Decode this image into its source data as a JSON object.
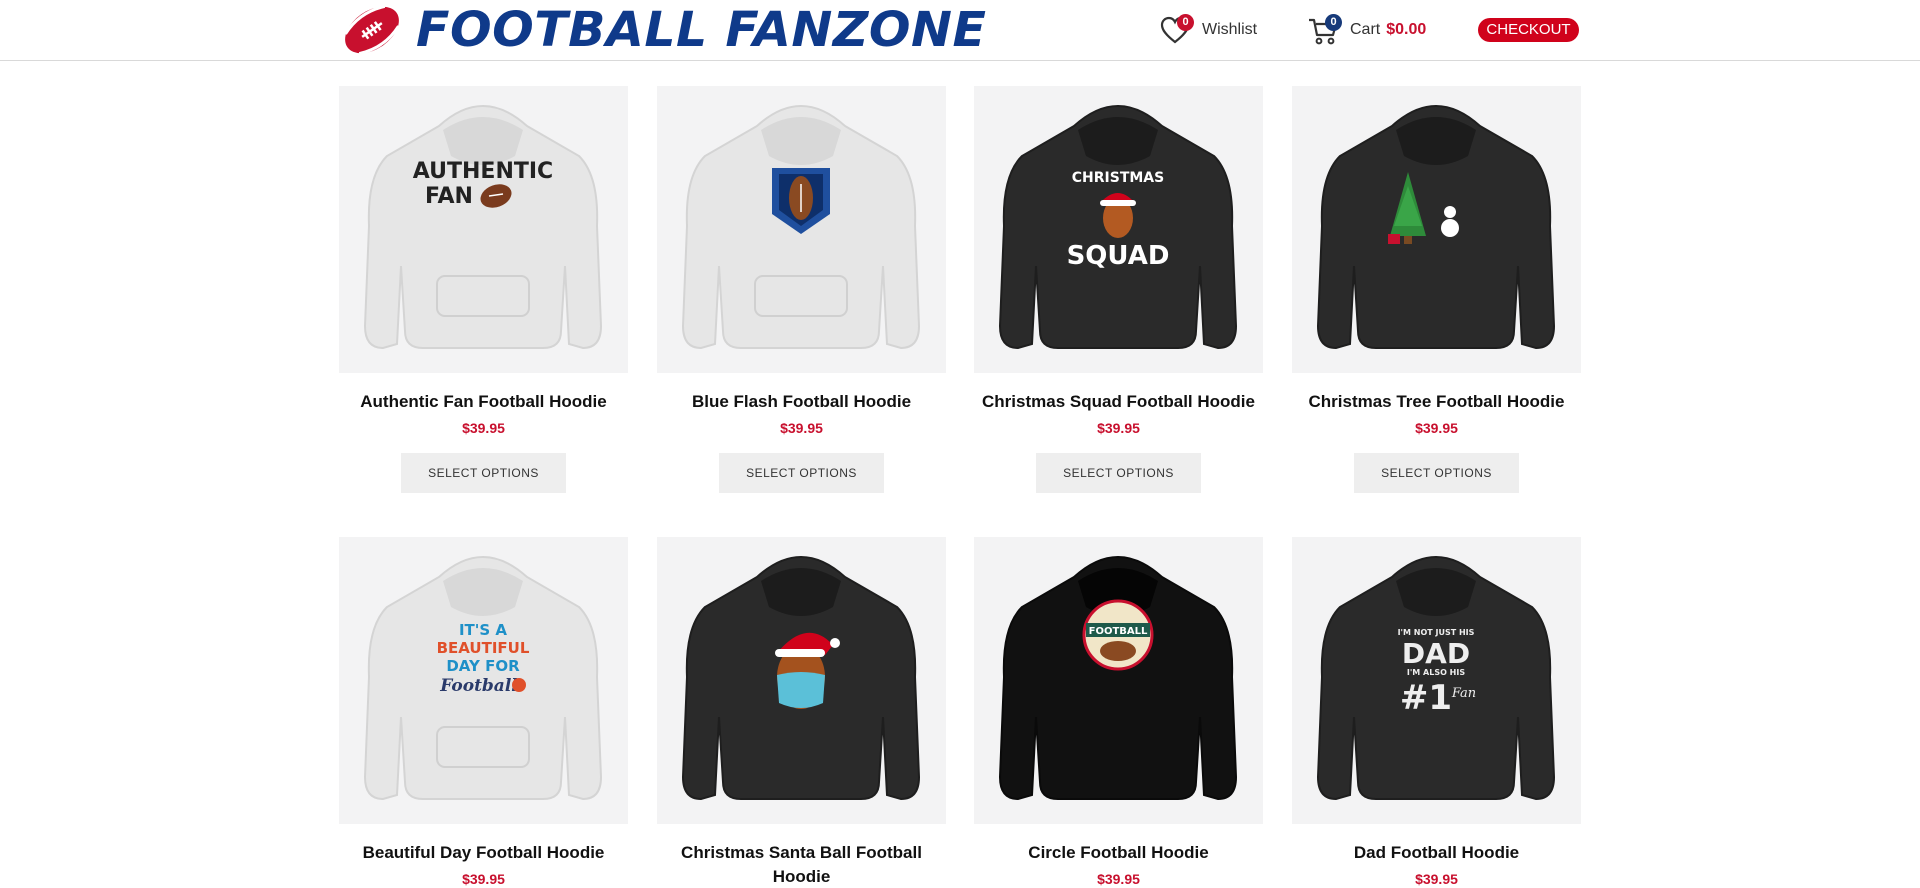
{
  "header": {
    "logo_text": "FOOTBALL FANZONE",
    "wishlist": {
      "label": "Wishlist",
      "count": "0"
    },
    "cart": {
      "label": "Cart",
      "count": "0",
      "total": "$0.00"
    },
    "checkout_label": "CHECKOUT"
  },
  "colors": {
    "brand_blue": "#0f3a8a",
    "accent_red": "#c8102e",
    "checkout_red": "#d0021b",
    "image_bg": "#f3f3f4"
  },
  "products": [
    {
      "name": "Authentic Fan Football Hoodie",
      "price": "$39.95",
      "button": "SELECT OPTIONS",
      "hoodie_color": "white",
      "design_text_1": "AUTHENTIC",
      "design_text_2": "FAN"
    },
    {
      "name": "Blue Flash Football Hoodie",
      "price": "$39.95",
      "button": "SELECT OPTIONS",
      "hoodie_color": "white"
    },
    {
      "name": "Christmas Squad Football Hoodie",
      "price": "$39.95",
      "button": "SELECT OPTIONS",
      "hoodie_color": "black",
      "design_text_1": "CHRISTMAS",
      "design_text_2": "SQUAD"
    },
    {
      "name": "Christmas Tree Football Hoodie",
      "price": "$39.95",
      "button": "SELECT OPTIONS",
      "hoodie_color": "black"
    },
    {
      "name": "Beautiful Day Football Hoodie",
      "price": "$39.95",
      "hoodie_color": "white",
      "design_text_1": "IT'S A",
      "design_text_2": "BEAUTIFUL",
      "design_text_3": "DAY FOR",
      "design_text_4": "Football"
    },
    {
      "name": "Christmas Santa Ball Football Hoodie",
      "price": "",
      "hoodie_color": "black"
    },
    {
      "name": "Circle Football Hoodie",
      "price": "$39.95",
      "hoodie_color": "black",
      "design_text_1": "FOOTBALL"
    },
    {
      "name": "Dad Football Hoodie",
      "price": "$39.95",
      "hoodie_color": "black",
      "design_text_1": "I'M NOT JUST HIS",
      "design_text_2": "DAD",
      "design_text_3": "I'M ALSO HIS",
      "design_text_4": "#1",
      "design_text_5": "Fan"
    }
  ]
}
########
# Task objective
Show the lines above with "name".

# Exercise output
      "name": "Authentic Fan Football Hoodie",
      "name": "Blue Flash Football Hoodie",
      "name": "Christmas Squad Football Hoodie",
      "name": "Christmas Tree Football Hoodie",
      "name": "Beautiful Day Football Hoodie",
      "name": "Christmas Santa Ball Football Hoodie",
      "name": "Circle Football Hoodie",
      "name": "Dad Football Hoodie",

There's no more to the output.